I recommend splitting the keyboard firmware out into its own repo, so it’s not mixed in with a lot of unrelated stuff. Apparently it’s as simple as:

> git filter-repo --subdirectory-filter reform2-keyboard-fw/

I just tried it on a copy of the reform2 repo and it seemed to work.

Sorry for the delay since then. I just rebased my branch with the current master and pushed it: refactoring and enhanced support for the OLED (!17) · Merge requests · Reform / reform · GitLab

I tried out the power-off feature (after merging) and it works great – very cool idea. :slight_smile: (I think it might be using a 2 second WDT instead of 1 second, though, unless I misread the spec.)

Oops you’re right, not sure why I set WDT0. That’d explain why it was feeling longer than 1s. I was thinking it was just since the WDT timer is very imprecise. Yeah it’s set to 2s right now. I’ll fixed that. Though even 2s doesn’t seem too long to have to hold it.

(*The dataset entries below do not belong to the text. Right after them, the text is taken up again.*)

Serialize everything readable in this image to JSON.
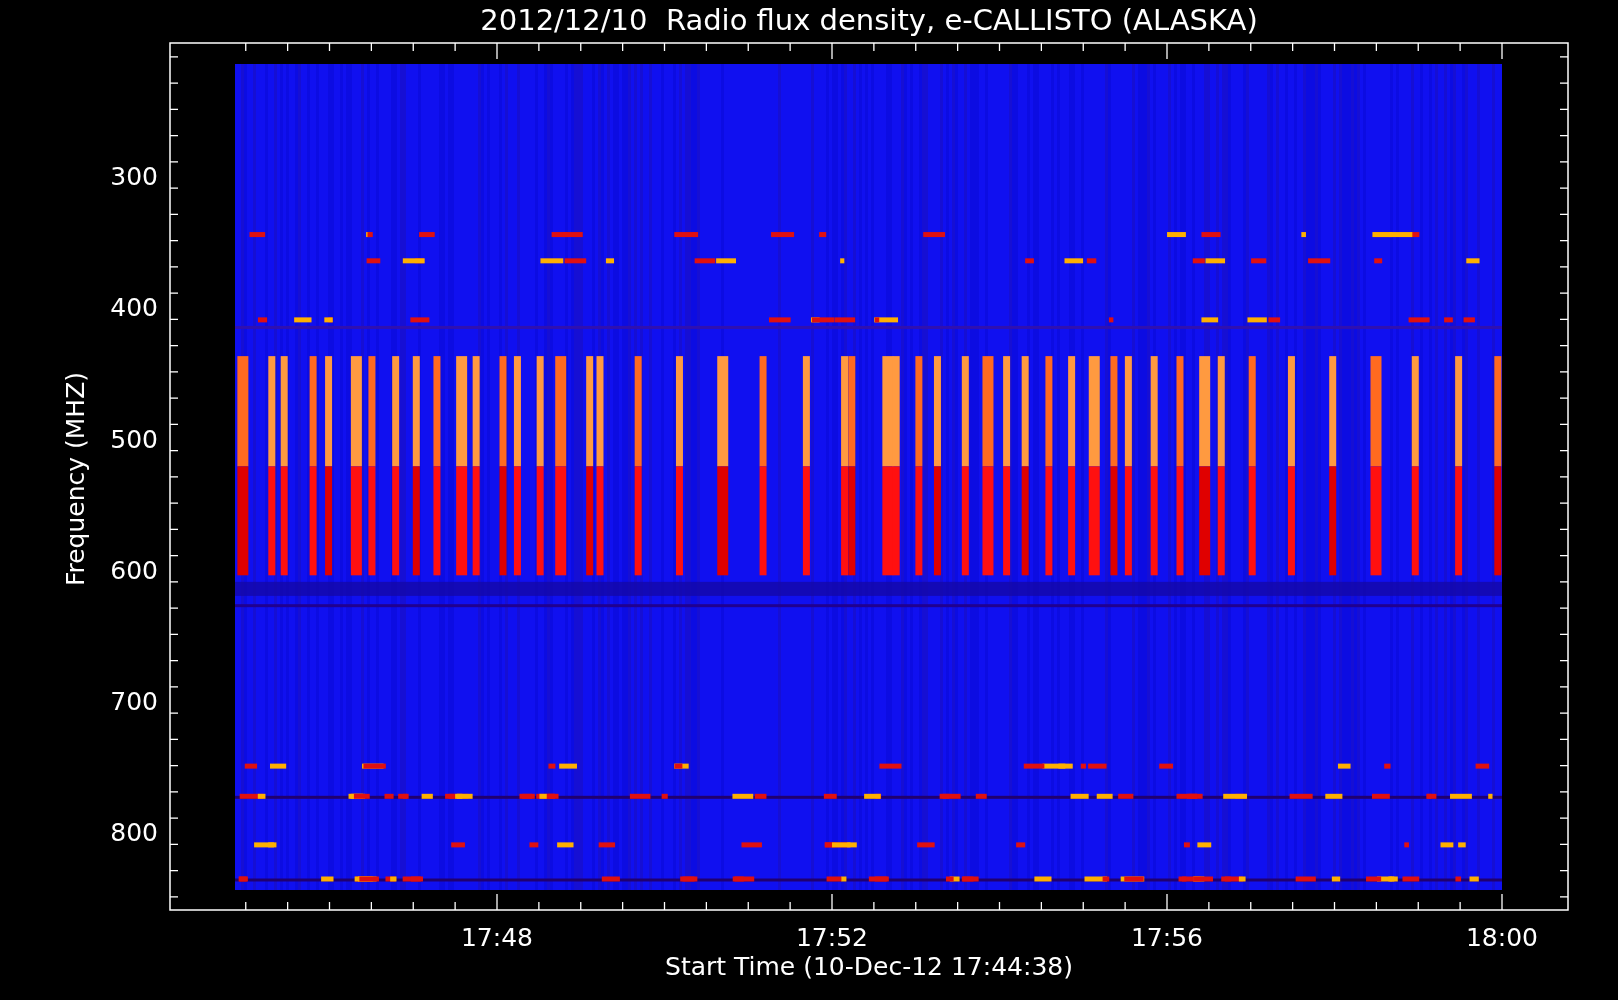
{
  "plot": {
    "title": "2012/12/10  Radio flux density, e-CALLISTO (ALASKA)",
    "y_axis": {
      "label": "Frequency (MHZ)",
      "ticks": [
        "300",
        "400",
        "500",
        "600",
        "700",
        "800"
      ]
    },
    "x_axis": {
      "label": "Start Time (10-Dec-12 17:44:38)",
      "ticks": [
        "17:48",
        "17:52",
        "17:56",
        "18:00"
      ]
    }
  }
}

Yeah, it totally worked for me before, tho it seems a little snappier now. I merged that into my PR also, in case I have a chance of getting merged. :slight_smile: